> **Exercise details**
Below are the records; collect from them each line containing the string "发布签收公文".
═══ Exercise input
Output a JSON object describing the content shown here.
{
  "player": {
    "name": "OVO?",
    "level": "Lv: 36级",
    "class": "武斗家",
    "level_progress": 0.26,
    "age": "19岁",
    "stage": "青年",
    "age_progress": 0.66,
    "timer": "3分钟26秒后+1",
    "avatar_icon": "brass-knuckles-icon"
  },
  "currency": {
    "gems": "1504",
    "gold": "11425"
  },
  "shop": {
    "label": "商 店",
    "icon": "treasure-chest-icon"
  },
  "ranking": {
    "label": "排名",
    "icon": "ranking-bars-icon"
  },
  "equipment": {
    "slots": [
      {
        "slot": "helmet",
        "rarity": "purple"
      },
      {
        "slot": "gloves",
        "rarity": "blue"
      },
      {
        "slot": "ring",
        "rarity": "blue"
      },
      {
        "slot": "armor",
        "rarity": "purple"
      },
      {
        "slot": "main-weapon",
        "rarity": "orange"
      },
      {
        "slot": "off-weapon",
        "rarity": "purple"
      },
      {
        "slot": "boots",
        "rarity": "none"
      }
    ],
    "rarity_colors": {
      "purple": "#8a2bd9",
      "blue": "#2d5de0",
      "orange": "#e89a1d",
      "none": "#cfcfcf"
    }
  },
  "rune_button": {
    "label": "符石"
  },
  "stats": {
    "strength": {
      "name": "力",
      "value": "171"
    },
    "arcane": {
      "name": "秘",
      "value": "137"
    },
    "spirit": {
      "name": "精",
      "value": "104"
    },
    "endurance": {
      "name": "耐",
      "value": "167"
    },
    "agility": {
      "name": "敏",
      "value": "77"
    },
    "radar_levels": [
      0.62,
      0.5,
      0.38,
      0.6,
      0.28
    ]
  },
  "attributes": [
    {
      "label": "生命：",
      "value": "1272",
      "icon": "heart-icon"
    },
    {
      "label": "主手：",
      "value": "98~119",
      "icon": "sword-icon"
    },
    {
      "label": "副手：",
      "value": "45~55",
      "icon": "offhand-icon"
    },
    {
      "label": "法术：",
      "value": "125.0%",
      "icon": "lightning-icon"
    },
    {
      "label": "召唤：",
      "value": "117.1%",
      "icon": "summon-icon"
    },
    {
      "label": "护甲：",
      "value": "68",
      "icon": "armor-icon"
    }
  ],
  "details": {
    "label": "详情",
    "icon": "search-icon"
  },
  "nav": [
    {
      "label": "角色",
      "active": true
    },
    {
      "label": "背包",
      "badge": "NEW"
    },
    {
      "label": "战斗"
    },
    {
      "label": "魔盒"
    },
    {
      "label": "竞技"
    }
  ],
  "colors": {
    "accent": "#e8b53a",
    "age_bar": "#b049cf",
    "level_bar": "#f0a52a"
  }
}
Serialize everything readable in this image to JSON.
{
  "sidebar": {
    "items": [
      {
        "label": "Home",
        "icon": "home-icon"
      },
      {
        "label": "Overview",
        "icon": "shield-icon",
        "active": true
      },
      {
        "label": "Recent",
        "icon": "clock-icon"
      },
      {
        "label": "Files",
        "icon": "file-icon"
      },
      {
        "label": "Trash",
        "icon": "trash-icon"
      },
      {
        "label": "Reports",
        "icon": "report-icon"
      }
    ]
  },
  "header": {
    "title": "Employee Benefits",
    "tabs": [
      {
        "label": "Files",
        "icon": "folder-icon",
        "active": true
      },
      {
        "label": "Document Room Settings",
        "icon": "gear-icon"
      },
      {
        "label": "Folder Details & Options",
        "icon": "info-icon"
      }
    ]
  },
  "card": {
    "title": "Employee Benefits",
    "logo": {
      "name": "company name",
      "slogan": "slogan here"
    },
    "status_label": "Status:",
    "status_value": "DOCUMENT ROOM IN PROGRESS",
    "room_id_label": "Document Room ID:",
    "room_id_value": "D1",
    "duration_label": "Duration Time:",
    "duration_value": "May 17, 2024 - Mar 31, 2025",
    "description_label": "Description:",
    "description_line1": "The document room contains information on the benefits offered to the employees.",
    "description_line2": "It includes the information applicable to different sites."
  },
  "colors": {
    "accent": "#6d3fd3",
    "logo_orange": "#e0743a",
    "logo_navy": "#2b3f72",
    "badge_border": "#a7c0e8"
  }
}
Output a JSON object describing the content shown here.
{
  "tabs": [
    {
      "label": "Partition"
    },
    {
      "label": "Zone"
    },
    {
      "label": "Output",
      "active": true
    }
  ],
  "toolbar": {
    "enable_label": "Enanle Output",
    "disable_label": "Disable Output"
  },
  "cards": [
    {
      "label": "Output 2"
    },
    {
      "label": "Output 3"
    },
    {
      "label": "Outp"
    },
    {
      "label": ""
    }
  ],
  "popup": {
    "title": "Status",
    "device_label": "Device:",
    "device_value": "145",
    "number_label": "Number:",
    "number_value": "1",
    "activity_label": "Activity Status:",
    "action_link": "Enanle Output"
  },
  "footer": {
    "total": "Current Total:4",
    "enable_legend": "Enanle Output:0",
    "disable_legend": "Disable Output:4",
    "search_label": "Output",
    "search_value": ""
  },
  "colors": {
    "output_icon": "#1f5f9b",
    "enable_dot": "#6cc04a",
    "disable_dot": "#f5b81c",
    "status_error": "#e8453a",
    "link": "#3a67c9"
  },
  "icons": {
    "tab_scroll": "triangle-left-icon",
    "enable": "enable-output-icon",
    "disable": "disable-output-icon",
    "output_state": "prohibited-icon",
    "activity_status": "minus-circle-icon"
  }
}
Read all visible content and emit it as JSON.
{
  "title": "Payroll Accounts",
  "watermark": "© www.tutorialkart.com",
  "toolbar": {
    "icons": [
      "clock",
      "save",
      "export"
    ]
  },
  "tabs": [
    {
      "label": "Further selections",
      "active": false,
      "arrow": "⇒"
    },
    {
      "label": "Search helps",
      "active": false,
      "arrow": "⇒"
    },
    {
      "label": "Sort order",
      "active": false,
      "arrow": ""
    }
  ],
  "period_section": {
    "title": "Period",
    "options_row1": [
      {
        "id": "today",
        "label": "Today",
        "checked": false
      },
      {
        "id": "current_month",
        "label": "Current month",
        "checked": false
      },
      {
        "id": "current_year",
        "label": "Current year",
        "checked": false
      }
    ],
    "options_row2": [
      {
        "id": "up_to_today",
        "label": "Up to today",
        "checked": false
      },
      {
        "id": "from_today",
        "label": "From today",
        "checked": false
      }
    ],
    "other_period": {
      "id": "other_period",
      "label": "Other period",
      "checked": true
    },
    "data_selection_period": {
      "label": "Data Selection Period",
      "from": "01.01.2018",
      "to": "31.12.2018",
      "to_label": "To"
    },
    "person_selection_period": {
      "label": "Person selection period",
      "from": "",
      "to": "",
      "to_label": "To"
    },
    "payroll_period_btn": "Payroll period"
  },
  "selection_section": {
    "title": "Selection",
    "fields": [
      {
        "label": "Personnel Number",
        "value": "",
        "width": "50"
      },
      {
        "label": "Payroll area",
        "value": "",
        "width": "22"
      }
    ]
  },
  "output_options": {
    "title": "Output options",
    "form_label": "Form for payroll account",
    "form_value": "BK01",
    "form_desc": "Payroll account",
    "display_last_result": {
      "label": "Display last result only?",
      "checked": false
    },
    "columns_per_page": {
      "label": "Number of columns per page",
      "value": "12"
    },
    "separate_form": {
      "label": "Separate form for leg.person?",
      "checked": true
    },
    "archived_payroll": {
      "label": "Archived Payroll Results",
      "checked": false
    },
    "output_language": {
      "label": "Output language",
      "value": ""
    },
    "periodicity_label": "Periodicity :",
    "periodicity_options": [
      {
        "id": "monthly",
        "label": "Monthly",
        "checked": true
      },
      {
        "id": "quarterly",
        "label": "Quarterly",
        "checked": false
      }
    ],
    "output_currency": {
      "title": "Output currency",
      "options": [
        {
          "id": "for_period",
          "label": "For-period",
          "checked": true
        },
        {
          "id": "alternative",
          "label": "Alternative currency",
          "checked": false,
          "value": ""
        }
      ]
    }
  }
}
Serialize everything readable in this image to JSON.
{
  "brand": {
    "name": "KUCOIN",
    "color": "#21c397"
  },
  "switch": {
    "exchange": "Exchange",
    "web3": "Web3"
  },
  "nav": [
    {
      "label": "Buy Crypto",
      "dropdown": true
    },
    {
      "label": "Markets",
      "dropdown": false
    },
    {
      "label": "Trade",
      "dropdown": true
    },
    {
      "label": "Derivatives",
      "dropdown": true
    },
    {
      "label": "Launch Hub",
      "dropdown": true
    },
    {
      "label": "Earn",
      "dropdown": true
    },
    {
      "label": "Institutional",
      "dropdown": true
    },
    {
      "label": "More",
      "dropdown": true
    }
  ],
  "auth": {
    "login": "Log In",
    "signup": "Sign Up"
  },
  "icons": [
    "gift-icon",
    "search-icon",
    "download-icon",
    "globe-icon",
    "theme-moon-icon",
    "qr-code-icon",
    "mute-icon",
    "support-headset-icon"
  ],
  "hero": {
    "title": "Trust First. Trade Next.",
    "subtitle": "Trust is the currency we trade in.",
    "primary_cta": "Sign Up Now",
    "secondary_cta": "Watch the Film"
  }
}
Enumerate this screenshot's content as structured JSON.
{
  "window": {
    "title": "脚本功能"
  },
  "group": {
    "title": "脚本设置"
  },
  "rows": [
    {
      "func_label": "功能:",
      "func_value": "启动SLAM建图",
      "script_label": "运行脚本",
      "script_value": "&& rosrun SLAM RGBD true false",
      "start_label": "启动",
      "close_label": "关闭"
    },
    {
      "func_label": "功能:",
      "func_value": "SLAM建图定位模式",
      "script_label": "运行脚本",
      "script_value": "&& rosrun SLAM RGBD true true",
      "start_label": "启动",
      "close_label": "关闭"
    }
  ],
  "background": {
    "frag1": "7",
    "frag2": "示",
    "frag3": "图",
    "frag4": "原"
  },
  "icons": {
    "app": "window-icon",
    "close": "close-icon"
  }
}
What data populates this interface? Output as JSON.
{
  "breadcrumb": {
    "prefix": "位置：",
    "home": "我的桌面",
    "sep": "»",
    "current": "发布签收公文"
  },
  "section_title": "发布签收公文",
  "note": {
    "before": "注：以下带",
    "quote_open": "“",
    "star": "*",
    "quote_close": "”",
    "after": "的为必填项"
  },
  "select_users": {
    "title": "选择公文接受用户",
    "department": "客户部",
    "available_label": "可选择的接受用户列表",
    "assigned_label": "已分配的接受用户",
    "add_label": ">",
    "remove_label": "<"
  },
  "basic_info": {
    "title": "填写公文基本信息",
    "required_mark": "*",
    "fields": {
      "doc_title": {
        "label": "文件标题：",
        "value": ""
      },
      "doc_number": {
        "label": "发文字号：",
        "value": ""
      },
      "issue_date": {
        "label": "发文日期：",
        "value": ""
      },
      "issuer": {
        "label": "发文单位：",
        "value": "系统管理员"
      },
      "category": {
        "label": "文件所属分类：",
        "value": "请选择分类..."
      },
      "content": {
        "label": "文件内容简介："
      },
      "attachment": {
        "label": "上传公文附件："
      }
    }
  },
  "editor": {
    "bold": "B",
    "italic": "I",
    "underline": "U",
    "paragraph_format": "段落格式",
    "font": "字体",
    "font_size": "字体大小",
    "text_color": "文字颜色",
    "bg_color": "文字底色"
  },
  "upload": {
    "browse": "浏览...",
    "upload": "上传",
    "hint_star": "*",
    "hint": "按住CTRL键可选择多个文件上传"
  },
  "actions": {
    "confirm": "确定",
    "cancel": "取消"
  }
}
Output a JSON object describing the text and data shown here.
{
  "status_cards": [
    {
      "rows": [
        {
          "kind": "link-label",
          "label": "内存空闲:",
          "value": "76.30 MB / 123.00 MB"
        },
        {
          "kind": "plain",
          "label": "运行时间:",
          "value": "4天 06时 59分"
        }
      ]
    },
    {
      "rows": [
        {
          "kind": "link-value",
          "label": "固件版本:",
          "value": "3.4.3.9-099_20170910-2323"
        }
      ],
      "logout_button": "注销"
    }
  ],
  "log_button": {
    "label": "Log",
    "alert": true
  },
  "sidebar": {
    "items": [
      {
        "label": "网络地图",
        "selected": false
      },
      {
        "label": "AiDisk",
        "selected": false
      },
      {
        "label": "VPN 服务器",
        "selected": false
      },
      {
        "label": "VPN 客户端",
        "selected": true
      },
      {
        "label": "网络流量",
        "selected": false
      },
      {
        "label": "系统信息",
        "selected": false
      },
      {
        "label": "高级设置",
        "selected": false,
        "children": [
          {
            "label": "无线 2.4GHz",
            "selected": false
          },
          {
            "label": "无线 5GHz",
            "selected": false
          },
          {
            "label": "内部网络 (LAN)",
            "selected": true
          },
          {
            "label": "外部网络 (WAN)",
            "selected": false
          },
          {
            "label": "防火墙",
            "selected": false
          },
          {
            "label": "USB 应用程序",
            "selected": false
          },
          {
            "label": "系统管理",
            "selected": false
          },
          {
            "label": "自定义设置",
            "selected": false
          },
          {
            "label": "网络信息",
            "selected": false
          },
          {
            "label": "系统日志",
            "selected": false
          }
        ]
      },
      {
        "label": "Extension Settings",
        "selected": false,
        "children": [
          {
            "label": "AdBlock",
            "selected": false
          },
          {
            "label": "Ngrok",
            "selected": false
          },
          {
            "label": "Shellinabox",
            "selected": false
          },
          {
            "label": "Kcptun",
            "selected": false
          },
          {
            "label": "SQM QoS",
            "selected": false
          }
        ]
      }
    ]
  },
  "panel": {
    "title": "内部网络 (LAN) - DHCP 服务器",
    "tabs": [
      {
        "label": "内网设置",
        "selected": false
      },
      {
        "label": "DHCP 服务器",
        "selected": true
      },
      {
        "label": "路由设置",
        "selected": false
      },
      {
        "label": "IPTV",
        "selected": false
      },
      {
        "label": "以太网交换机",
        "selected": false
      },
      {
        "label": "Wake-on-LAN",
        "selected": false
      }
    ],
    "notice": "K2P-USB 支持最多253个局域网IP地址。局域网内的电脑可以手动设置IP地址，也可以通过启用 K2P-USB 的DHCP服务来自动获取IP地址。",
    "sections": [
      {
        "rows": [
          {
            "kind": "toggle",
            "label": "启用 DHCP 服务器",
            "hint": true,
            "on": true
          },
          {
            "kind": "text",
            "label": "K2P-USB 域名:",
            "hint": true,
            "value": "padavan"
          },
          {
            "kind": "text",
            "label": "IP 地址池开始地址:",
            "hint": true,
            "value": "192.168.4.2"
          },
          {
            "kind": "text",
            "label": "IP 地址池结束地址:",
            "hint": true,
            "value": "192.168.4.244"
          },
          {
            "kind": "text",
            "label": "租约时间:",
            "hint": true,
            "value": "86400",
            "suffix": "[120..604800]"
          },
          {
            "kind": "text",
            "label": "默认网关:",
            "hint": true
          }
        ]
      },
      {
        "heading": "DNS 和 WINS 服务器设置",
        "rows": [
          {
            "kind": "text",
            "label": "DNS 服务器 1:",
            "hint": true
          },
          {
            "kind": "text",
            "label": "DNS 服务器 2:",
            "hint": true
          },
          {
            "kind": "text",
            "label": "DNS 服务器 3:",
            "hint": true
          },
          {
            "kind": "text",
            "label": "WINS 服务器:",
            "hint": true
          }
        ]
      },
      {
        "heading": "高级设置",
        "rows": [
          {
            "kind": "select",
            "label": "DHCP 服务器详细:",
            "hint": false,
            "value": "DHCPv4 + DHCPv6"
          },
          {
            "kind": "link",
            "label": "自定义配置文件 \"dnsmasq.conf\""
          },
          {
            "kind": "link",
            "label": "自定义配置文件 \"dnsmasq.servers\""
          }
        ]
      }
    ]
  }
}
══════
> **Exercise solution**
    "current": "发布签收公文"
  "section_title": "发布签收公文",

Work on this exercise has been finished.